Section Introduction Transcripts

Introduction and Project Overview
Hi, my name is Clifford Green. I am a Senior Lighting TD at Zoic Studios in BC Canada. My current and latest projects involve working on high-end feature film and television. In this course we're going to learn how to light a CG asset using feature film techniques. We're going to be using V-Ray and Maya. Some of the key takeaways from this course will include exploring shading in V-Ray, textures using U-Den to load multiple UV tiled textures, global illumination, exploring brute force and light cache, V-Ray lights; looking at V-Ray rectangular lights and V-Ray Sphere lights. We're also going to be looking at certain atmospheric effects in V-Ray. We're going to be looking at camera projection techniques in Nuke to help us project certain aspects of images into our final composition.
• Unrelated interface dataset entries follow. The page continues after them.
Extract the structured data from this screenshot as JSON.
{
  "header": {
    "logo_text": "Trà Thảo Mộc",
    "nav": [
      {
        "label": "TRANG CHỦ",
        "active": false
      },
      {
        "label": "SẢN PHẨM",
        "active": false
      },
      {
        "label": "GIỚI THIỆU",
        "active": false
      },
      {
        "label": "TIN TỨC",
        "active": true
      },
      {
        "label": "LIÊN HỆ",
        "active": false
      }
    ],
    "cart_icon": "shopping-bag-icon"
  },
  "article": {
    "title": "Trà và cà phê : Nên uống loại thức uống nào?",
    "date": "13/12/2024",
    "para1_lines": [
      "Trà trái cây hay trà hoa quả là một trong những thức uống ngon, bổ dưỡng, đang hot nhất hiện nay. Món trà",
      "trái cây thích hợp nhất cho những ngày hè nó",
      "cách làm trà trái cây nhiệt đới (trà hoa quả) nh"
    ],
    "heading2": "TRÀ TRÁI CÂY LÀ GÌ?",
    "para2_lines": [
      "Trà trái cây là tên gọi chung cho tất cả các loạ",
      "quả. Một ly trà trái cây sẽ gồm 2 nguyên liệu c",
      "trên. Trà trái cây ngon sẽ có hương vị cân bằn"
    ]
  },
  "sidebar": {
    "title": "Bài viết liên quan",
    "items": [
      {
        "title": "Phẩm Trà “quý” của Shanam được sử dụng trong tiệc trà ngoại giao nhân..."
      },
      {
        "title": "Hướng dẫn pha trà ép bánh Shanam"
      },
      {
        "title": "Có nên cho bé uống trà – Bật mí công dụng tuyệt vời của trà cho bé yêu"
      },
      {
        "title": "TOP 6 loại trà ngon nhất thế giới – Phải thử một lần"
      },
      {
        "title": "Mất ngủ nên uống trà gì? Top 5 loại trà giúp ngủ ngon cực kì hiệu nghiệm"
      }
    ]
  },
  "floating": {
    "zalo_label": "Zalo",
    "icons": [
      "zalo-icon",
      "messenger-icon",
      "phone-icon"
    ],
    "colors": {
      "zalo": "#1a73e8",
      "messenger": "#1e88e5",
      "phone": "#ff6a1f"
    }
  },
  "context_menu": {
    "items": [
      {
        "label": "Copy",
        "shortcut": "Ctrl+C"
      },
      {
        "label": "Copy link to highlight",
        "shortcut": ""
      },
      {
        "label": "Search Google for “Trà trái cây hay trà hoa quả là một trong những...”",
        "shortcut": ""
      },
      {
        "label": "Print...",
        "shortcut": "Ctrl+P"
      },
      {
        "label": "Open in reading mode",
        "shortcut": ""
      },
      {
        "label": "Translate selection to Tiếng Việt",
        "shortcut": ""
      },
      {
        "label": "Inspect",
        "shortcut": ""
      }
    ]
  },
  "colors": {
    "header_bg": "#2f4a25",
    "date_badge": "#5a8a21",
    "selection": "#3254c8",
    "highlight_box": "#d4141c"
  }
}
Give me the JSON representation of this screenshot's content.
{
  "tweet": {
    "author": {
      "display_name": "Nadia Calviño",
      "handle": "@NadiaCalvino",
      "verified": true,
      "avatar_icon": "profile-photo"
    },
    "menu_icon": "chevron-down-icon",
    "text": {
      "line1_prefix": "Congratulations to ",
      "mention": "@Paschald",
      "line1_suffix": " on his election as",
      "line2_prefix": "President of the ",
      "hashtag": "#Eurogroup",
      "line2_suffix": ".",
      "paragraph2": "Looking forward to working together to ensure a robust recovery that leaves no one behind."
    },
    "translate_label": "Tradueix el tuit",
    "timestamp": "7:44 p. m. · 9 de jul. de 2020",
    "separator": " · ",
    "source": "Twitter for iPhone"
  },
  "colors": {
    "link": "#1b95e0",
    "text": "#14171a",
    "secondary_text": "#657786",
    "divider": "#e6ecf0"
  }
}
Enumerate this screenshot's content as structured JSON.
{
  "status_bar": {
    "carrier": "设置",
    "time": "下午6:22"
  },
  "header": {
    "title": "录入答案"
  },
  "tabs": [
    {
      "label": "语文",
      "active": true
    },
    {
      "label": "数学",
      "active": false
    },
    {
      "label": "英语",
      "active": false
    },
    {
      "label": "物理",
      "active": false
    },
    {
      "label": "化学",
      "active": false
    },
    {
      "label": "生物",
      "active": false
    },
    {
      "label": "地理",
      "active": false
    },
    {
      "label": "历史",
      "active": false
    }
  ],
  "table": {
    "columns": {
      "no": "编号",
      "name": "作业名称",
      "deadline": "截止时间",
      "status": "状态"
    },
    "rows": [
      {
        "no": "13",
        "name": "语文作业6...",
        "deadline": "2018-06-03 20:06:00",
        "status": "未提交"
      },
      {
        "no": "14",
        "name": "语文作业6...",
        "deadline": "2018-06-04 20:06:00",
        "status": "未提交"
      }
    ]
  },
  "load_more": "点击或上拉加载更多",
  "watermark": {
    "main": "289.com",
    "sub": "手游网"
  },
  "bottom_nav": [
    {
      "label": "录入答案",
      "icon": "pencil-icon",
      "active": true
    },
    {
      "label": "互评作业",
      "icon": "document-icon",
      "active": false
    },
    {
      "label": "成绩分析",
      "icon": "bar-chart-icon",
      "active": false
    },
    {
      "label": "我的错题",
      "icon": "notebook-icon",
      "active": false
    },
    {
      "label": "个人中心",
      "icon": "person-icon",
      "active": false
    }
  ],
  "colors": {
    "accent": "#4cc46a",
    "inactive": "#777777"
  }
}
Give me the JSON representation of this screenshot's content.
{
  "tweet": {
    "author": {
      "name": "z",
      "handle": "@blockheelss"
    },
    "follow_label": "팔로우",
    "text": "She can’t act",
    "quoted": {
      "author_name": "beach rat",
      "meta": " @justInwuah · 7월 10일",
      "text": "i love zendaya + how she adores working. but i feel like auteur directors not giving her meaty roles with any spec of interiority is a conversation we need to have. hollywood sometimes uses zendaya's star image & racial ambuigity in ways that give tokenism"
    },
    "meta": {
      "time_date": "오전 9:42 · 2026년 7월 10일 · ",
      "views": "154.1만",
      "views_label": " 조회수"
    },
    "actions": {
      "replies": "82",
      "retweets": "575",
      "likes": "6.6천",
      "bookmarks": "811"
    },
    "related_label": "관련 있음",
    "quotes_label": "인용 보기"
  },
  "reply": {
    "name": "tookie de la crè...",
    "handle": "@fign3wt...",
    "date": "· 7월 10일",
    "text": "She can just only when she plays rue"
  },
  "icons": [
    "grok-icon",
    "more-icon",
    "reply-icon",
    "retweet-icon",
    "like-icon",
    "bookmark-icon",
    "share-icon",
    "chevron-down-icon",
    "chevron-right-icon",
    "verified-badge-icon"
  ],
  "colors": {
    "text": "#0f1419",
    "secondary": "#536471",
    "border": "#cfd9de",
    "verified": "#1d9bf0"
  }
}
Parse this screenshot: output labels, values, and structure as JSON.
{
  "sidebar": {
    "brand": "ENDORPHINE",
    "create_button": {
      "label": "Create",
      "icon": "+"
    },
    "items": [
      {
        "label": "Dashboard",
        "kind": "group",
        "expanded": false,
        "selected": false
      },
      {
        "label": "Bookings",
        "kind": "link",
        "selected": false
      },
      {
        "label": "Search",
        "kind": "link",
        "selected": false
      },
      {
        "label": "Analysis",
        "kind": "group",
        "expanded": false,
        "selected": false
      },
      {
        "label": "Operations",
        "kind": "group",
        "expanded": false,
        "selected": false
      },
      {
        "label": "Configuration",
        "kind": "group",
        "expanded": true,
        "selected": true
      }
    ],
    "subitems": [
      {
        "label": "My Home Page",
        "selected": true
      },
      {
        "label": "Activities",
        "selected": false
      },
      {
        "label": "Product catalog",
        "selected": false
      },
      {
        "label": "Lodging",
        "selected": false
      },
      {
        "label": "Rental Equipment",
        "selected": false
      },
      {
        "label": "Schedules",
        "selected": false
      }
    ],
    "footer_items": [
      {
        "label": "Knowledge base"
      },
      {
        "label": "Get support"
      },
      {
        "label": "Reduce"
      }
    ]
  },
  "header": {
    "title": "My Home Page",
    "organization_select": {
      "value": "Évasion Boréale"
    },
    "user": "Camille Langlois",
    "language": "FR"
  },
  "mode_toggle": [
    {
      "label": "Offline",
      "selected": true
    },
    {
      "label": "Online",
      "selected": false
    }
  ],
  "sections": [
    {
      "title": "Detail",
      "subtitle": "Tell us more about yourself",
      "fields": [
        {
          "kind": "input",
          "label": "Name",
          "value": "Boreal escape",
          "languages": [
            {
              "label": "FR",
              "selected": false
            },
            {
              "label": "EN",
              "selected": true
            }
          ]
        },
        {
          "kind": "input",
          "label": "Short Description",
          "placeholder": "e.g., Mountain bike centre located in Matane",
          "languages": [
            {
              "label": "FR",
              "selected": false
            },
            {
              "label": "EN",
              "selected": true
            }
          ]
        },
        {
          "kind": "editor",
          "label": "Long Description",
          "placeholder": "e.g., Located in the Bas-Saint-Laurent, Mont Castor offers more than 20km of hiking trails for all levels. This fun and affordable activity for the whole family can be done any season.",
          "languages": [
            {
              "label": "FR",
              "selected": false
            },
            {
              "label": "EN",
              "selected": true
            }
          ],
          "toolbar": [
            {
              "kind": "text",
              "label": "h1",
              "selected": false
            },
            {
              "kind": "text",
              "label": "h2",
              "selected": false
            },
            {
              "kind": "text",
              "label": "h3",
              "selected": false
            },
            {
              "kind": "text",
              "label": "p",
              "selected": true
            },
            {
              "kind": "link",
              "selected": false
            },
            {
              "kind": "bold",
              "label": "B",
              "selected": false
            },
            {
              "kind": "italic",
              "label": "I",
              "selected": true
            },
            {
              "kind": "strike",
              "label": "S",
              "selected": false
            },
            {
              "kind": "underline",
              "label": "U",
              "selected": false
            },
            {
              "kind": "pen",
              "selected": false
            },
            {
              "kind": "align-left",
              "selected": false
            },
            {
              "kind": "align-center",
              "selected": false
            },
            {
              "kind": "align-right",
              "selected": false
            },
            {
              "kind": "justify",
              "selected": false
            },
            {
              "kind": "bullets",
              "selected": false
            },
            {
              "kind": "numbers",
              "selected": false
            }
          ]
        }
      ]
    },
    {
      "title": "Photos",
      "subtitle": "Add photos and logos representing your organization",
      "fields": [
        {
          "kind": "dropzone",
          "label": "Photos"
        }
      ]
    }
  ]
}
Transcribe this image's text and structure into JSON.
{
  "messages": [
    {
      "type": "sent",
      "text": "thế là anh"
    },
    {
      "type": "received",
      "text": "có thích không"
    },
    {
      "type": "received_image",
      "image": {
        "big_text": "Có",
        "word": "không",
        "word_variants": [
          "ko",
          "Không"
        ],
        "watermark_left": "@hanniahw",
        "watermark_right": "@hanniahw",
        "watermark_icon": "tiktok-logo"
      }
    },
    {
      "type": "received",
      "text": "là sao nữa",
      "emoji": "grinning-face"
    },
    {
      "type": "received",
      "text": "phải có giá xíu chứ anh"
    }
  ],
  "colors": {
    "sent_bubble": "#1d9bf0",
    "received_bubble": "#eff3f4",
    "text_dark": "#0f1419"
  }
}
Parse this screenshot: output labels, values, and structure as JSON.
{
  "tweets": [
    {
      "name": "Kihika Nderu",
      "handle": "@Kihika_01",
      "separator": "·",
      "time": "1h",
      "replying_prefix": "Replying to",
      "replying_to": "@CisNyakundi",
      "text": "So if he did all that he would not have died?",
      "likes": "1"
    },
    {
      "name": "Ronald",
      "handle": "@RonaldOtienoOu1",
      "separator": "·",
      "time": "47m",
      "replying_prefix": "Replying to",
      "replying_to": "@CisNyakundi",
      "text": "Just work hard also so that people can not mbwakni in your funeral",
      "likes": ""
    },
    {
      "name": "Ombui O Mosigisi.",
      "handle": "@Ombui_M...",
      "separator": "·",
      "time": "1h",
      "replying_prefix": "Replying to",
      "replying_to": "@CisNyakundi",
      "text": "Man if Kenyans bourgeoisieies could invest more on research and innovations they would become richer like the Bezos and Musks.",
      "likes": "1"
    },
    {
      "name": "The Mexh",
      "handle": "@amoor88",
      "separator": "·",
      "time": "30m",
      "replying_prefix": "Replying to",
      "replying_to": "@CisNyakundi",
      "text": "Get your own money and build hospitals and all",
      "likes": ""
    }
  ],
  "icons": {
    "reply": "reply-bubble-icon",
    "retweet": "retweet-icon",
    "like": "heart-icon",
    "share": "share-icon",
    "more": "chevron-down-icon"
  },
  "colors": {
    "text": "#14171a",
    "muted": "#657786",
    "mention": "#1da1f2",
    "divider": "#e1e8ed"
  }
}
At the end of this course you will understand some of the basic aspects and techniques involved in actually setting up or lighting an asset for feature film. So let's get started!